Options for funding a college education Featured

10:08am EDT July 22, 2002
Many business owners and executives spend more time planning for the future of their companies than they do preparing for their family's financial needs. As a result, saving for a child's college education can be one of the lowest priorities. But aside from retirement, it can be one of the largest expenses.

Regardless of how old your child or children may be, consider these options for saving the money it's going to cost to send them to college:

Young children

1. Gifts made to family limited partnerships or irrevocable trusts allow the income from the property to be accumulated and distributed later when needed for college.

2. Education IRAs allow nondeductible cash contributions of up to $500 per year per child. The accounts are tax exempt and distributions are tax free, providing they are used for educational purposes by age 30.

3. Custodial accounts can be established under the state Uniform Gifts to Minors Act to hold gifts of security and money. Of the income generated by the assets, $1,400 is taxed to the children.

4. Make tax-favored investments and put money in municipal bonds, real estate, specific types of life insurance and low-dividend, high-growth-potential stocks. You can minimize taxable income and still retain control of the assets.

Teen-agers

5. If the school choice is known, invest in a rental property close to campus. Collecting rent is considered business income, making the interest and other related expenses tax deductible. Hire your child as the manager and deduct the salary you pay him or her (as long as it's reasonable). There is no FICA tax as long as you own the property personally, rather than in trust. Plus, your child may get in-state tuition rates without having to worry about finding a place to live.

6. Look into federal and college financial aid formulas. If there's any chance your child will be eligible for aid, you need to start planning to qualify-which might mean sheltering some assets-before January of the child's junior year in high school.

College bound

7. Two new tax credits apply for 1998 and beyond. The credits are more advantageous than deductions, since they reduce tax liability dollar for dollar. However, you cannot take both of these credits in the same calendar year or in a year in which you take a tax-free distribution from an education IRA.

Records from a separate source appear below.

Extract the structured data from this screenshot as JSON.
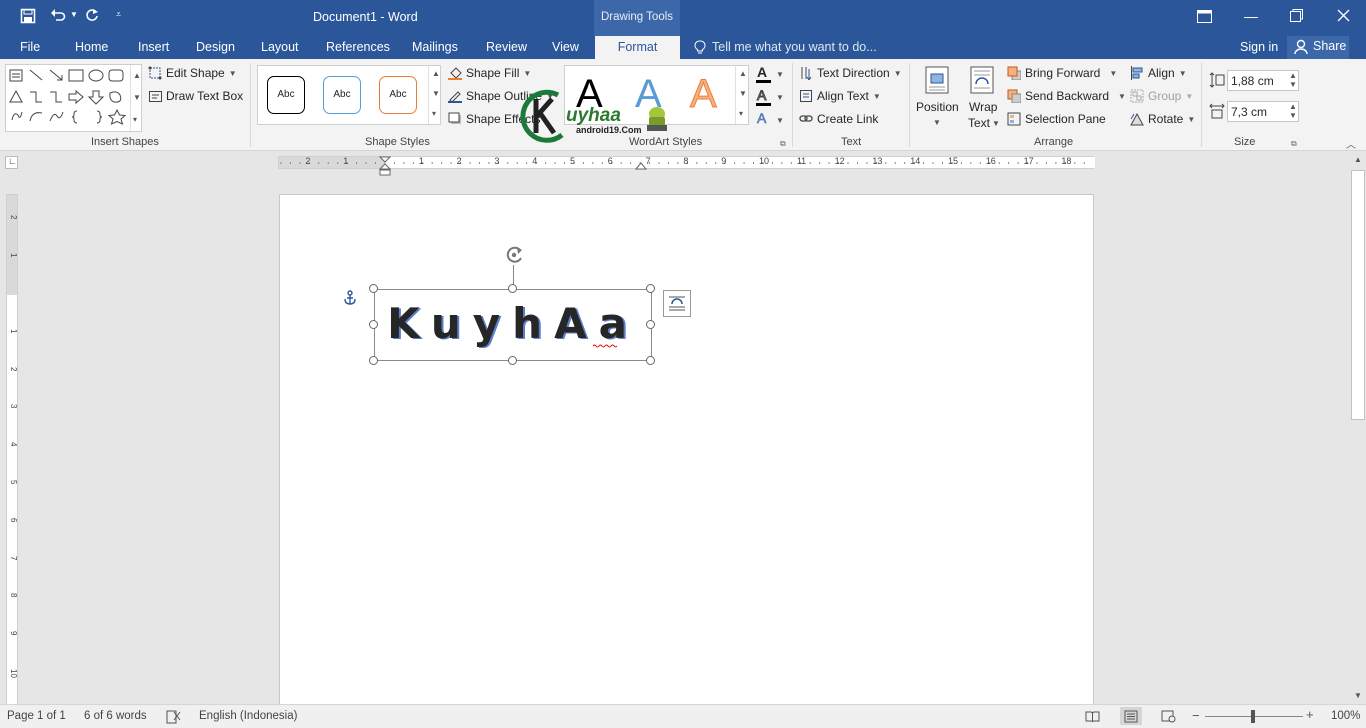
{
  "window": {
    "title": "Document1 - Word",
    "context_tab_group": "Drawing Tools",
    "tell_me": "Tell me what you want to do...",
    "sign_in": "Sign in",
    "share": "Share"
  },
  "tabs": [
    "File",
    "Home",
    "Insert",
    "Design",
    "Layout",
    "References",
    "Mailings",
    "Review",
    "View",
    "Format"
  ],
  "active_tab": "Format",
  "ribbon": {
    "insert_shapes": {
      "label": "Insert Shapes",
      "edit_shape": "Edit Shape",
      "draw_text_box": "Draw Text Box"
    },
    "shape_styles": {
      "label": "Shape Styles",
      "preview": "Abc",
      "fill": "Shape Fill",
      "outline": "Shape Outline",
      "effects": "Shape Effects"
    },
    "wordart_styles": {
      "label": "WordArt Styles",
      "letter": "A"
    },
    "text": {
      "label": "Text",
      "direction": "Text Direction",
      "align": "Align Text",
      "link": "Create Link"
    },
    "arrange": {
      "label": "Arrange",
      "position": "Position",
      "wrap_1": "Wrap",
      "wrap_2": "Text",
      "bring_forward": "Bring Forward",
      "send_backward": "Send Backward",
      "selection_pane": "Selection Pane",
      "align": "Align",
      "group": "Group",
      "rotate": "Rotate"
    },
    "size": {
      "label": "Size",
      "height": "1,88 cm",
      "width": "7,3 cm"
    }
  },
  "ruler": {
    "h_ticks": [
      "2",
      "1",
      "1",
      "2",
      "3",
      "4",
      "5",
      "6",
      "7",
      "8",
      "9",
      "10",
      "11",
      "12",
      "13",
      "14",
      "15",
      "16",
      "17",
      "18"
    ],
    "v_ticks": [
      "2",
      "1",
      "1",
      "2",
      "3",
      "4",
      "5",
      "6",
      "7",
      "8",
      "9",
      "10"
    ]
  },
  "document": {
    "wordart_text": "KuyhAa"
  },
  "watermark": {
    "brand": "uyhaa",
    "site": "android19.Com"
  },
  "status": {
    "page": "Page 1 of 1",
    "words": "6 of 6 words",
    "language": "English (Indonesia)",
    "zoom": "100%"
  },
  "colors": {
    "accent": "#2b579a",
    "ribbon": "#f3f3f3",
    "canvas": "#e6e6e6",
    "font_color_bar": "#000000"
  }
}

The HOPE credit allows a 100 percent credit of the first $1,000 of education expenses, and 50 percent of the next $1,000, allowing up to $1,500 per student per year. It is only applicable for a student's first two years of post-secondary education.

The Lifetime Learning Credit can be used for an unlimited number of years and applies to undergraduate, graduate or continuing-education expenses. A taxpayer can receive 20 percent of tuition and fees up to $5,000, or a total of $1,000 per year, regardless of the number of students in the family.

8. Interest due and paid after 1997 on a higher-education loan can be taken as a tax deduction. The maximum deduction is limited to $1,000 in 1998 and increases annually by $500, before capping at $2,500 in 2001.

No matter what your situation, the time to act is now. Being prepared and staying informed is the best way for you to survive those grand old college days without having a major financial hangover.

Linda Tracy Gill, CPA, is a director at SS&G Financial Services Inc., with offices across Ohio, including Akron and Cleveland. You can reach Gill by e-mail at lgill@SSandG.com.